Brain injury happens at the microscopic level, c. 4,000 times smaller than the eye can see on a regular brain scan. So, with little pain, and no obvious physical injury, brain trauma in football really is a serious injury that is “hidden in plain sight” in football. This is very different from other more visible and painful injuries e.g. knee and ankle injuries. Brain injury isn’t isolated; you can’t apply ice, rest, then forget the impacts.

Returning to play

Returning to play after a concussion, a graduated return to play (GRTP) protocol is a progressive program that introduces an individual back to sport in a step-wise fashion. The GRTP Protocol contains six distinct stages. Under the GRTP protocol, the player can advance to the next stage only if there are no symptoms of concussion at rest and at the level of physical activity achieved in the current GRTP stage.

GRTP is really an informed guess on how long it takes the brain to recover post injury. Damage to the brain cells from an impact can be both immediate (damage to the brain cell structure) and delayed (blood flow changes or neural inflammation). Research and opinion from medical literature reviews suggests that 30 days is the minimum period before returning to play post a concussion event.

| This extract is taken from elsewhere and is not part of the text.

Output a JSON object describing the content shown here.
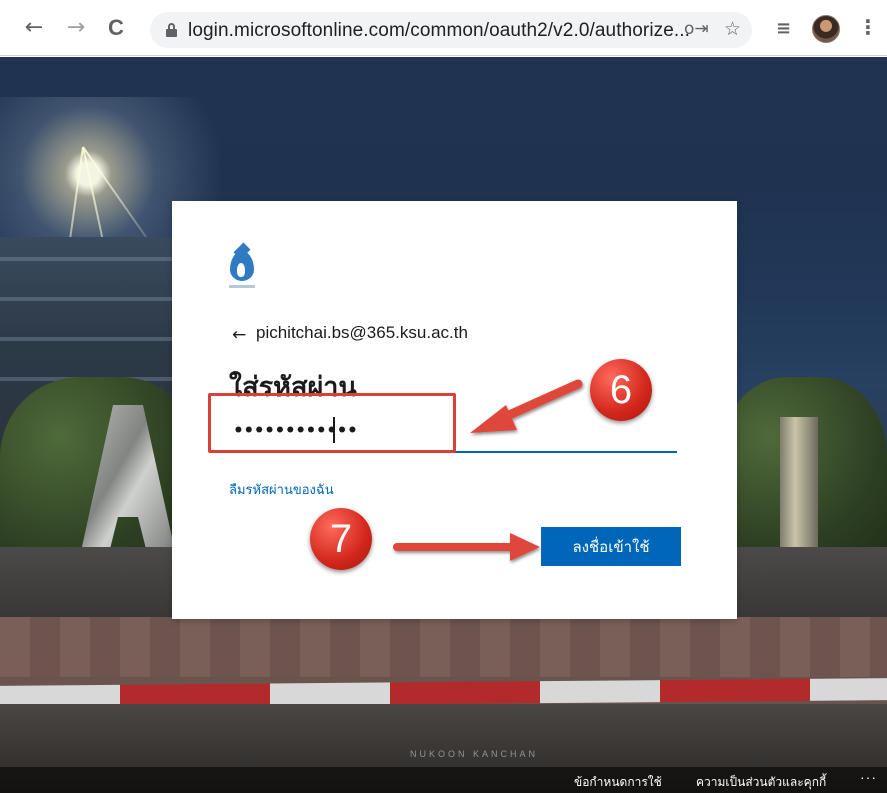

Returning to play too soon can increase the risk of sustaining further injury and subsequent symptoms, requiring a prolonged period of recovery. Changes in white matter, brain connections and blood flow can persist a year or more after a concussion. Research provides a significant association between a history of concussion and lower extremity injury, especially lateral ankle sprain, knee injuries and muscle strains. All athletes of all levels in sport have a greater risk of lower body injury issues for more than a year following a sport-related concussion. In some cases, this risk is as high as 67%.

Technological solutions

Eye-tracking technology

Eye-tracking technology is also being introduced to help with the detection and management of concussion. Studies have suggested that oculomotor function – eye movement – alters at the time of a concussion or shortly afterwards. This technology is being piloted in matches alongside the return-to-play protocols. This technology does nothing to reduce brain trauma and protect against, it is a measurement and management tool.

Measuring brain patterns

Measuring brain patterns through an electroencephalogram (EEG) is also being introduced to better spot and manage concussion. An EEG tracks and records brain wave patterns. Localised brain activity is recorded via a number of metal electrodes. The EEG brain test is typically used for tracking and observing brain state changes. This technology does nothing to reduce brain trauma and protect against, it is a measurement and management tool.

Saliva biomarkers

The Premier League are funding a study testing biomarker in players’ saliva to detect if they have been concussed. As with many things in sport, the majority of research on brain injury is focused on males. So too, is much of the reaction. Note the Women’s Super League (WSL) is not funding a similar study.

All of these technologies focus on measuring and managing brain injury after it has happened.

Rezon’s answer to brain trauma in football

The brain is at risk, not just to a single or high-force impact which triggers a concussion, but also to the multiple, relatively minor impacts which are invariably unnoticed and undetected in football. Every single impact to the head has the potential to be career ending and life-changing.

Whilst the effects of brain injury may be instantly visible, repetitive brain injury over many years may not be recognised until later, meaning it is never too early to protect the brain in football.

The most significant mitigation to reduce brain trauma in football is reducing the transmission of rotational forces to the brain, which is where Rezon is focused. Halos® is uniquely and intentionally designed to lessen the risk of rotational brain injury due to the reduction in the transmission of rotational forces to the brain.

Footballer wearing Rezon Halos blue